Entries from a dataset of interfaces:

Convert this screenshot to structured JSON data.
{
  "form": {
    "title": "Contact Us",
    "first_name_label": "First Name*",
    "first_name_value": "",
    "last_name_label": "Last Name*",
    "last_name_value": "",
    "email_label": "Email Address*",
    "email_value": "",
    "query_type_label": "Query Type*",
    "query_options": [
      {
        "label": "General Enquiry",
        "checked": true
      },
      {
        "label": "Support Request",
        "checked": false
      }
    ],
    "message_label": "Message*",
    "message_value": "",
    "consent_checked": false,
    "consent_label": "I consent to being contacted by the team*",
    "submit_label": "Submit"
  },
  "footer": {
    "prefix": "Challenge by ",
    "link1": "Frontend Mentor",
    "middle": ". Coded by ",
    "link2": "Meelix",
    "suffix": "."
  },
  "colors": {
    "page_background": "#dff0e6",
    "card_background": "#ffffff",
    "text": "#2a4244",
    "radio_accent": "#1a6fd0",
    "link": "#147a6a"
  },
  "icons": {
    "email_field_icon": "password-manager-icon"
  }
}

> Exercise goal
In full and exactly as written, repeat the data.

> Reply to the task
Convert this screenshot to structured JSON data.
{
  "form": {
    "title": "Contact Us",
    "first_name_label": "First Name*",
    "first_name_value": "",
    "last_name_label": "Last Name*",
    "last_name_value": "",
    "email_label": "Email Address*",
    "email_value": "",
    "query_type_label": "Query Type*",
    "query_options": [
      {
        "label": "General Enquiry",
        "checked": true
      },
      {
        "label": "Support Request",
        "checked": false
      }
    ],
    "message_label": "Message*",
    "message_value": "",
    "consent_checked": false,
    "consent_label": "I consent to being contacted by the team*",
    "submit_label": "Submit"
  },
  "footer": {
    "prefix": "Challenge by ",
    "link1": "Frontend Mentor",
    "middle": ". Coded by ",
    "link2": "Meelix",
    "suffix": "."
  },
  "colors": {
    "page_background": "#dff0e6",
    "card_background": "#ffffff",
    "text": "#2a4244",
    "radio_accent": "#1a6fd0",
    "link": "#147a6a"
  },
  "icons": {
    "email_field_icon": "password-manager-icon"
  }
}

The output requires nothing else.